- HOW TO COMPLETE THIS TASK -
Write out the entries below once more, exactly.

- AVAILABLE DATA -
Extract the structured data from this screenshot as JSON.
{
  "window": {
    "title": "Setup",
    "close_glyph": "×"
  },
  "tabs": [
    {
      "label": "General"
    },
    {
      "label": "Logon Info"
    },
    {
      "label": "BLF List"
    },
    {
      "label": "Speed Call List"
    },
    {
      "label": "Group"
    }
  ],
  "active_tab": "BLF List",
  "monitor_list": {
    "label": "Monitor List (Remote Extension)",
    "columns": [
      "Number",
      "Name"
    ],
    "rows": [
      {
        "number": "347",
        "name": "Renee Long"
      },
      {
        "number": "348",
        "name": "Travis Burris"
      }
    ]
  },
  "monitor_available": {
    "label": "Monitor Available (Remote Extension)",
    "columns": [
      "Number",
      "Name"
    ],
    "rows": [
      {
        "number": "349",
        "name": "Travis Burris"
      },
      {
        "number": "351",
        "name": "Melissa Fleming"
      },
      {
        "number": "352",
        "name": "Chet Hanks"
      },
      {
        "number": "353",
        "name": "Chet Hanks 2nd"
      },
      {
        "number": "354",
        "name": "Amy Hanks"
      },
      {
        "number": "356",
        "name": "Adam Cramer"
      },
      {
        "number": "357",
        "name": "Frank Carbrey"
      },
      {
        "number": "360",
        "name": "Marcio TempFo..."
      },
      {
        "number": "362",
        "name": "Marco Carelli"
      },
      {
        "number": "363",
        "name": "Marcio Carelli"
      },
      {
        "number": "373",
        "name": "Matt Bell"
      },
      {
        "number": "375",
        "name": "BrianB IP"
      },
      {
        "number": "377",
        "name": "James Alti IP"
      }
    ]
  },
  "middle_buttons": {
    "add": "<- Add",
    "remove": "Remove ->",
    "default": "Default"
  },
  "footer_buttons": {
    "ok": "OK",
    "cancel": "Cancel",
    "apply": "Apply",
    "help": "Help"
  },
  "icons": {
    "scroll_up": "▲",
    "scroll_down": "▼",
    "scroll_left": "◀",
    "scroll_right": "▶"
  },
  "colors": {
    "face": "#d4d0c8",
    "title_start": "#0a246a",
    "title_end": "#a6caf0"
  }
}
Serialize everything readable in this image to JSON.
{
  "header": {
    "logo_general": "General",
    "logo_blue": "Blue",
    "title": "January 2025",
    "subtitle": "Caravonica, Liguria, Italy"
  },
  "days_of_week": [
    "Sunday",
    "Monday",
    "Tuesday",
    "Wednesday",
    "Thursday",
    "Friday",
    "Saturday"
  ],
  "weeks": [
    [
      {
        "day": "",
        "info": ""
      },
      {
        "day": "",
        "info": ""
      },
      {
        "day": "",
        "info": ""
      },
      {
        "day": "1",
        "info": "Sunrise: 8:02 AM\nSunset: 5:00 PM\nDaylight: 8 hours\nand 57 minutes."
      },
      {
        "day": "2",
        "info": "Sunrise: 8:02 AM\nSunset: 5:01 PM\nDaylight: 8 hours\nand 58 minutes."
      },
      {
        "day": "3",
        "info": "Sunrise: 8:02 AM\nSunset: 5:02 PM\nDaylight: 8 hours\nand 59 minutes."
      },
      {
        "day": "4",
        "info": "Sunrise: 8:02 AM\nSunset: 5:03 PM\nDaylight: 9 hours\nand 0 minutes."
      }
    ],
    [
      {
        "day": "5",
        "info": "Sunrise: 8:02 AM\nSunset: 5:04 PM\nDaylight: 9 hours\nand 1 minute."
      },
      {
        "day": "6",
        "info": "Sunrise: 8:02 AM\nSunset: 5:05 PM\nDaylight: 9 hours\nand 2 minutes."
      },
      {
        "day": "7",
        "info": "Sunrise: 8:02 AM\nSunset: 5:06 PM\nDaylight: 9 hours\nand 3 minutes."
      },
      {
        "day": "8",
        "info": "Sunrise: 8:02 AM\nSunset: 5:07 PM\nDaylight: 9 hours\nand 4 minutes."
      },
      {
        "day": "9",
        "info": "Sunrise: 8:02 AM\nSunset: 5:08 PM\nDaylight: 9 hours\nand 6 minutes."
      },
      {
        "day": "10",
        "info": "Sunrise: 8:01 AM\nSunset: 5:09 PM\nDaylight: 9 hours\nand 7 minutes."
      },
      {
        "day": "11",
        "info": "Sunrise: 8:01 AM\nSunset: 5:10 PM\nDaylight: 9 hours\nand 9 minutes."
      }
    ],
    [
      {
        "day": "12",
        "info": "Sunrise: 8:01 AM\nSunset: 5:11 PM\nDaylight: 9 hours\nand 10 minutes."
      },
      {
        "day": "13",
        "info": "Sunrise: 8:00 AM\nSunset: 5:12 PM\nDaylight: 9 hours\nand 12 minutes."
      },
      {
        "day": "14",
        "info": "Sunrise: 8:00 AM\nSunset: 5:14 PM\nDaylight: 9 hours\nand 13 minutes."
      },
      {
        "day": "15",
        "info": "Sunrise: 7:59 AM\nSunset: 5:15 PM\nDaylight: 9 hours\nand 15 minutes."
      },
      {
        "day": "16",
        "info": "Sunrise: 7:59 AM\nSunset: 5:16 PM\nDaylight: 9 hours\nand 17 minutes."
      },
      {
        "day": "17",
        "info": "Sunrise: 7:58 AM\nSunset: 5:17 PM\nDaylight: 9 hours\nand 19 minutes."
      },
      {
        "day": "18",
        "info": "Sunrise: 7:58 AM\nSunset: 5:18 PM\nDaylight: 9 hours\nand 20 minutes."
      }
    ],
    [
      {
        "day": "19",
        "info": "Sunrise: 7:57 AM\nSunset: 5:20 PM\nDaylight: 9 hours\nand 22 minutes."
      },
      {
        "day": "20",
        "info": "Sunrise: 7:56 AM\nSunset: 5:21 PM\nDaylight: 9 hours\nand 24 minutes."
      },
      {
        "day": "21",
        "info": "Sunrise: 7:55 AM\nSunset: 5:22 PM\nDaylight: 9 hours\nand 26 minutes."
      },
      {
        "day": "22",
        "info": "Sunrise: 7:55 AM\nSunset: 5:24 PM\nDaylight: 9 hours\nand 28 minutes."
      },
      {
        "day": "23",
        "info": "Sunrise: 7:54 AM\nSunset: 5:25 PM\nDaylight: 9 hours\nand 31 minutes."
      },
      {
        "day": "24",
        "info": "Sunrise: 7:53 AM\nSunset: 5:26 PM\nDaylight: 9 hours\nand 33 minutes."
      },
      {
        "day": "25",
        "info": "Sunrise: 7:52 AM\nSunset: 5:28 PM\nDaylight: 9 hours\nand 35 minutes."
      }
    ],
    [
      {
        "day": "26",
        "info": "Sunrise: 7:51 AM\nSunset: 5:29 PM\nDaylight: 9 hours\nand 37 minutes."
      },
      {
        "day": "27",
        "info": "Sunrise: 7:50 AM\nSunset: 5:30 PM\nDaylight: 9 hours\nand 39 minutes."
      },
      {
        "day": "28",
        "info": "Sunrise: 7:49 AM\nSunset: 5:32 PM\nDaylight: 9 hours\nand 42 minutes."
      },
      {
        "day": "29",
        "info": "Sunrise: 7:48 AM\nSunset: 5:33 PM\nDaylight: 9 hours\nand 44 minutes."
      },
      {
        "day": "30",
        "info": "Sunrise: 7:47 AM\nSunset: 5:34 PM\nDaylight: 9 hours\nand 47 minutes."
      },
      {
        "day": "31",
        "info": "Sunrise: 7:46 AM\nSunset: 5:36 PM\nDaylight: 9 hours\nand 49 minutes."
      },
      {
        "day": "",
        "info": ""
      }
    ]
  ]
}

- ANSWER TO THE PROBLEM -
Extract the structured data from this screenshot as JSON.
{
  "window": {
    "title": "Setup",
    "close_glyph": "×"
  },
  "tabs": [
    {
      "label": "General"
    },
    {
      "label": "Logon Info"
    },
    {
      "label": "BLF List"
    },
    {
      "label": "Speed Call List"
    },
    {
      "label": "Group"
    }
  ],
  "active_tab": "BLF List",
  "monitor_list": {
    "label": "Monitor List (Remote Extension)",
    "columns": [
      "Number",
      "Name"
    ],
    "rows": [
      {
        "number": "347",
        "name": "Renee Long"
      },
      {
        "number": "348",
        "name": "Travis Burris"
      }
    ]
  },
  "monitor_available": {
    "label": "Monitor Available (Remote Extension)",
    "columns": [
      "Number",
      "Name"
    ],
    "rows": [
      {
        "number": "349",
        "name": "Travis Burris"
      },
      {
        "number": "351",
        "name": "Melissa Fleming"
      },
      {
        "number": "352",
        "name": "Chet Hanks"
      },
      {
        "number": "353",
        "name": "Chet Hanks 2nd"
      },
      {
        "number": "354",
        "name": "Amy Hanks"
      },
      {
        "number": "356",
        "name": "Adam Cramer"
      },
      {
        "number": "357",
        "name": "Frank Carbrey"
      },
      {
        "number": "360",
        "name": "Marcio TempFo..."
      },
      {
        "number": "362",
        "name": "Marco Carelli"
      },
      {
        "number": "363",
        "name": "Marcio Carelli"
      },
      {
        "number": "373",
        "name": "Matt Bell"
      },
      {
        "number": "375",
        "name": "BrianB IP"
      },
      {
        "number": "377",
        "name": "James Alti IP"
      }
    ]
  },
  "middle_buttons": {
    "add": "<- Add",
    "remove": "Remove ->",
    "default": "Default"
  },
  "footer_buttons": {
    "ok": "OK",
    "cancel": "Cancel",
    "apply": "Apply",
    "help": "Help"
  },
  "icons": {
    "scroll_up": "▲",
    "scroll_down": "▼",
    "scroll_left": "◀",
    "scroll_right": "▶"
  },
  "colors": {
    "face": "#d4d0c8",
    "title_start": "#0a246a",
    "title_end": "#a6caf0"
  }
}
Serialize everything readable in this image to JSON.
{
  "header": {
    "logo_general": "General",
    "logo_blue": "Blue",
    "title": "January 2025",
    "subtitle": "Caravonica, Liguria, Italy"
  },
  "days_of_week": [
    "Sunday",
    "Monday",
    "Tuesday",
    "Wednesday",
    "Thursday",
    "Friday",
    "Saturday"
  ],
  "weeks": [
    [
      {
        "day": "",
        "info": ""
      },
      {
        "day": "",
        "info": ""
      },
      {
        "day": "",
        "info": ""
      },
      {
        "day": "1",
        "info": "Sunrise: 8:02 AM\nSunset: 5:00 PM\nDaylight: 8 hours\nand 57 minutes."
      },
      {
        "day": "2",
        "info": "Sunrise: 8:02 AM\nSunset: 5:01 PM\nDaylight: 8 hours\nand 58 minutes."
      },
      {
        "day": "3",
        "info": "Sunrise: 8:02 AM\nSunset: 5:02 PM\nDaylight: 8 hours\nand 59 minutes."
      },
      {
        "day": "4",
        "info": "Sunrise: 8:02 AM\nSunset: 5:03 PM\nDaylight: 9 hours\nand 0 minutes."
      }
    ],
    [
      {
        "day": "5",
        "info": "Sunrise: 8:02 AM\nSunset: 5:04 PM\nDaylight: 9 hours\nand 1 minute."
      },
      {
        "day": "6",
        "info": "Sunrise: 8:02 AM\nSunset: 5:05 PM\nDaylight: 9 hours\nand 2 minutes."
      },
      {
        "day": "7",
        "info": "Sunrise: 8:02 AM\nSunset: 5:06 PM\nDaylight: 9 hours\nand 3 minutes."
      },
      {
        "day": "8",
        "info": "Sunrise: 8:02 AM\nSunset: 5:07 PM\nDaylight: 9 hours\nand 4 minutes."
      },
      {
        "day": "9",
        "info": "Sunrise: 8:02 AM\nSunset: 5:08 PM\nDaylight: 9 hours\nand 6 minutes."
      },
      {
        "day": "10",
        "info": "Sunrise: 8:01 AM\nSunset: 5:09 PM\nDaylight: 9 hours\nand 7 minutes."
      },
      {
        "day": "11",
        "info": "Sunrise: 8:01 AM\nSunset: 5:10 PM\nDaylight: 9 hours\nand 9 minutes."
      }
    ],
    [
      {
        "day": "12",
        "info": "Sunrise: 8:01 AM\nSunset: 5:11 PM\nDaylight: 9 hours\nand 10 minutes."
      },
      {
        "day": "13",
        "info": "Sunrise: 8:00 AM\nSunset: 5:12 PM\nDaylight: 9 hours\nand 12 minutes."
      },
      {
        "day": "14",
        "info": "Sunrise: 8:00 AM\nSunset: 5:14 PM\nDaylight: 9 hours\nand 13 minutes."
      },
      {
        "day": "15",
        "info": "Sunrise: 7:59 AM\nSunset: 5:15 PM\nDaylight: 9 hours\nand 15 minutes."
      },
      {
        "day": "16",
        "info": "Sunrise: 7:59 AM\nSunset: 5:16 PM\nDaylight: 9 hours\nand 17 minutes."
      },
      {
        "day": "17",
        "info": "Sunrise: 7:58 AM\nSunset: 5:17 PM\nDaylight: 9 hours\nand 19 minutes."
      },
      {
        "day": "18",
        "info": "Sunrise: 7:58 AM\nSunset: 5:18 PM\nDaylight: 9 hours\nand 20 minutes."
      }
    ],
    [
      {
        "day": "19",
        "info": "Sunrise: 7:57 AM\nSunset: 5:20 PM\nDaylight: 9 hours\nand 22 minutes."
      },
      {
        "day": "20",
        "info": "Sunrise: 7:56 AM\nSunset: 5:21 PM\nDaylight: 9 hours\nand 24 minutes."
      },
      {
        "day": "21",
        "info": "Sunrise: 7:55 AM\nSunset: 5:22 PM\nDaylight: 9 hours\nand 26 minutes."
      },
      {
        "day": "22",
        "info": "Sunrise: 7:55 AM\nSunset: 5:24 PM\nDaylight: 9 hours\nand 28 minutes."
      },
      {
        "day": "23",
        "info": "Sunrise: 7:54 AM\nSunset: 5:25 PM\nDaylight: 9 hours\nand 31 minutes."
      },
      {
        "day": "24",
        "info": "Sunrise: 7:53 AM\nSunset: 5:26 PM\nDaylight: 9 hours\nand 33 minutes."
      },
      {
        "day": "25",
        "info": "Sunrise: 7:52 AM\nSunset: 5:28 PM\nDaylight: 9 hours\nand 35 minutes."
      }
    ],
    [
      {
        "day": "26",
        "info": "Sunrise: 7:51 AM\nSunset: 5:29 PM\nDaylight: 9 hours\nand 37 minutes."
      },
      {
        "day": "27",
        "info": "Sunrise: 7:50 AM\nSunset: 5:30 PM\nDaylight: 9 hours\nand 39 minutes."
      },
      {
        "day": "28",
        "info": "Sunrise: 7:49 AM\nSunset: 5:32 PM\nDaylight: 9 hours\nand 42 minutes."
      },
      {
        "day": "29",
        "info": "Sunrise: 7:48 AM\nSunset: 5:33 PM\nDaylight: 9 hours\nand 44 minutes."
      },
      {
        "day": "30",
        "info": "Sunrise: 7:47 AM\nSunset: 5:34 PM\nDaylight: 9 hours\nand 47 minutes."
      },
      {
        "day": "31",
        "info": "Sunrise: 7:46 AM\nSunset: 5:36 PM\nDaylight: 9 hours\nand 49 minutes."
      },
      {
        "day": "",
        "info": ""
      }
    ]
  ]
}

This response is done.